Exercise prompt: Work out how many lines of the entries have the word "Users" in them. Respond with that number only.

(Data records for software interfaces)
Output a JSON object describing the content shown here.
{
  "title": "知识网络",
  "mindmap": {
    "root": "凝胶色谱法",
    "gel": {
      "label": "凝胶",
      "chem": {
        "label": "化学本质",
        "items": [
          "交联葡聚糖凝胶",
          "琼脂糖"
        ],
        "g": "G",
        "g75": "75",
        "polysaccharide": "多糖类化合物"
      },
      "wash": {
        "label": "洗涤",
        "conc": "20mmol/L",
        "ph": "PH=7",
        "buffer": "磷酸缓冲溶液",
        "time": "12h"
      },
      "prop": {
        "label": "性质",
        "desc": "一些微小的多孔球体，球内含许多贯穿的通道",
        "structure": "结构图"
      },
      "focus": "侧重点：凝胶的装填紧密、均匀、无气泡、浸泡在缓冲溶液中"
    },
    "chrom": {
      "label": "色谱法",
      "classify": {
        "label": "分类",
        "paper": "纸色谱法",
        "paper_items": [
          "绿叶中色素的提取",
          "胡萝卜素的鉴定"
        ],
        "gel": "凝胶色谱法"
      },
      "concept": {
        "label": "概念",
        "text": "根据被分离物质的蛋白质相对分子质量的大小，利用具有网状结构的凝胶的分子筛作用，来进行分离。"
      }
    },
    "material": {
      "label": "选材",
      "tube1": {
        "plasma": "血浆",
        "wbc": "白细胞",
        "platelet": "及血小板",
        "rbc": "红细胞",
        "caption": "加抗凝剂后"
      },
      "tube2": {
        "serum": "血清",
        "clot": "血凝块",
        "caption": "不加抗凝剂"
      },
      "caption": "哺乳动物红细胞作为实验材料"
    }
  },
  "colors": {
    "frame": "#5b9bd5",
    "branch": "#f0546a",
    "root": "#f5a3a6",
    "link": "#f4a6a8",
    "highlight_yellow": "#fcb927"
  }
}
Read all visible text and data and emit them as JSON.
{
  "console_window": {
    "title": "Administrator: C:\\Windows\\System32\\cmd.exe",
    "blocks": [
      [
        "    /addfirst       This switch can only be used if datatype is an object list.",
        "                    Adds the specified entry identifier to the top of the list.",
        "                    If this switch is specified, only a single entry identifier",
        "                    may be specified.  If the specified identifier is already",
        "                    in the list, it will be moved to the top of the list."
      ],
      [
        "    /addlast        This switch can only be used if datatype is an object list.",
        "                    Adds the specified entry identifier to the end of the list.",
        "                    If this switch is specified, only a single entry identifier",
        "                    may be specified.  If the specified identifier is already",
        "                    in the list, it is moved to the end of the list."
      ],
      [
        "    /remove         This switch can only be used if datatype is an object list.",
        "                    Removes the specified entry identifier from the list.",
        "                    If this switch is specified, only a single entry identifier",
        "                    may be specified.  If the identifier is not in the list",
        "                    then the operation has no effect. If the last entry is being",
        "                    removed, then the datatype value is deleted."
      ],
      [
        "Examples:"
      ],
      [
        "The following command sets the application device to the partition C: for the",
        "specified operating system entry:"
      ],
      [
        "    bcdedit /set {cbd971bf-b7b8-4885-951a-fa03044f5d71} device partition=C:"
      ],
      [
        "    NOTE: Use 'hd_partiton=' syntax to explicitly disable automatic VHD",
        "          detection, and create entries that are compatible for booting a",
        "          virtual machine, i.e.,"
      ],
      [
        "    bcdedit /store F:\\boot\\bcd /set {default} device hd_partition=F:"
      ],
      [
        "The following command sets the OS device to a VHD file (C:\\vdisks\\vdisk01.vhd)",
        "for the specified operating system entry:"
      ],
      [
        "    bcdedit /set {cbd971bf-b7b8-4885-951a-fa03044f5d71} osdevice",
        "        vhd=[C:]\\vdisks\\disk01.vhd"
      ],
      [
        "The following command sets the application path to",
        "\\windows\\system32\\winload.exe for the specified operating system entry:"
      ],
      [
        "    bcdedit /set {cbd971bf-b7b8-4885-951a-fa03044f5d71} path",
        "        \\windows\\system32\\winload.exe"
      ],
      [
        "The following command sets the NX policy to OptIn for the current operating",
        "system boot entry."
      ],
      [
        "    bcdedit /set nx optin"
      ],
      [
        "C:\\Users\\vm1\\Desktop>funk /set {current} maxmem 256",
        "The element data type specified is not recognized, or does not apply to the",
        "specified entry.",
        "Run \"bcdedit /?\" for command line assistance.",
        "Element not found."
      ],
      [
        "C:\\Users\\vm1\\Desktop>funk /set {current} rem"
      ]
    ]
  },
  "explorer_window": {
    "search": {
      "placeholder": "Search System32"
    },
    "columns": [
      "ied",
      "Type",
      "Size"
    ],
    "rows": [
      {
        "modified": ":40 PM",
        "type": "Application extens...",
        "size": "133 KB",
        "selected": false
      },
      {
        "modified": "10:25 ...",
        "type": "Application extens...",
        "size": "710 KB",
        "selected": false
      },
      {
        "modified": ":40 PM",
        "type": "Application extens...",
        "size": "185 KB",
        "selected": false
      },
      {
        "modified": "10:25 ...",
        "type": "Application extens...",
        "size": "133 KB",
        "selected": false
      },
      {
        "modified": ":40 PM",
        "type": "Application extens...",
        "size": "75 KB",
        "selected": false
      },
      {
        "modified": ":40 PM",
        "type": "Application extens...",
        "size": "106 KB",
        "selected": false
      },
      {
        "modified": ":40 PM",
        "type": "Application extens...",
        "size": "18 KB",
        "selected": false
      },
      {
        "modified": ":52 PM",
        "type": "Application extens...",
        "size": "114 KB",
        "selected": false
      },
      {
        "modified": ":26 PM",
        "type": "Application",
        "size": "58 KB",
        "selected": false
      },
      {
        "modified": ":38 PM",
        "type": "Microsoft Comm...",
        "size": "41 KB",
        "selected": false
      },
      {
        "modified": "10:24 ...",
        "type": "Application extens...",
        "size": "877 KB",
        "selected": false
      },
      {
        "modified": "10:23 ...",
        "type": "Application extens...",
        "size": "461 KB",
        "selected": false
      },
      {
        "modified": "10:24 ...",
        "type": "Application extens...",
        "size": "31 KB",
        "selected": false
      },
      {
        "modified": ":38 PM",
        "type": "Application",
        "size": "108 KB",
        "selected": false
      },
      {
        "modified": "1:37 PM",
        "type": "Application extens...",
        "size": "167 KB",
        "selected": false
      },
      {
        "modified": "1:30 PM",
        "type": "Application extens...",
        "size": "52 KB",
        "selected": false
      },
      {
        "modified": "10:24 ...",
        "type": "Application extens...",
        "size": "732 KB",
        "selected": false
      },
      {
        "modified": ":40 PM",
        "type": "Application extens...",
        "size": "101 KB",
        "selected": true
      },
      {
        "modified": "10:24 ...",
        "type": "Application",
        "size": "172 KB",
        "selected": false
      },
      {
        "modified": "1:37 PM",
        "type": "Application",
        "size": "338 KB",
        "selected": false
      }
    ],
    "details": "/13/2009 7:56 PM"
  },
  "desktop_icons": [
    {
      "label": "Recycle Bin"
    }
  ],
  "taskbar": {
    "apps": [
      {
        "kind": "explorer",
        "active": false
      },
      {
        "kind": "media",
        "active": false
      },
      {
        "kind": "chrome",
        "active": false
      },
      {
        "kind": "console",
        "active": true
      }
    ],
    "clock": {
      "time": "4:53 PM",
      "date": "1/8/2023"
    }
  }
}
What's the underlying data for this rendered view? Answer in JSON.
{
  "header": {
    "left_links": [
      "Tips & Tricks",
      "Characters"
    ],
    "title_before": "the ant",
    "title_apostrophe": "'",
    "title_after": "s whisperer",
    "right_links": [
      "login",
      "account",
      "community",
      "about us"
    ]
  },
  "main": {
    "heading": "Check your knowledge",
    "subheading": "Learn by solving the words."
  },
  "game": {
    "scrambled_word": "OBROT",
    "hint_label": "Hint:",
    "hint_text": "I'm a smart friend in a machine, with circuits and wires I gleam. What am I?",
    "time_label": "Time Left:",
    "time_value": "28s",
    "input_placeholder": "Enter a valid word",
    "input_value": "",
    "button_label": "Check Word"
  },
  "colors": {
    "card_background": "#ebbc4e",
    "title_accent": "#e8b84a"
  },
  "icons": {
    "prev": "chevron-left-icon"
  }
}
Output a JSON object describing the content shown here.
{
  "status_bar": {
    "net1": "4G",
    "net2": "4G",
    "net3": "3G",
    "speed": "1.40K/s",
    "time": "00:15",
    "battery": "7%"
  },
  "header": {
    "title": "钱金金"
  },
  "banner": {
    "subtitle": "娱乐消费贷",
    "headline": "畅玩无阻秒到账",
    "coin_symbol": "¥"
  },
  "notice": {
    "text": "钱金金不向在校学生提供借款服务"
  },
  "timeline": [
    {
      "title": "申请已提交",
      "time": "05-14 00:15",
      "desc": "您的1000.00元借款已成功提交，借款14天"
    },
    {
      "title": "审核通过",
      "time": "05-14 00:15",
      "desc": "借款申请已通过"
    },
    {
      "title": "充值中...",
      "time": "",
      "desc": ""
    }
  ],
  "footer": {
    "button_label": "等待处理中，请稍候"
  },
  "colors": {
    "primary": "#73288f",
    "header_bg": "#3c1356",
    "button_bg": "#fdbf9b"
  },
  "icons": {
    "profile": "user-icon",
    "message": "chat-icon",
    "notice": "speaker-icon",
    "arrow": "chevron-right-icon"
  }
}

Output below: 2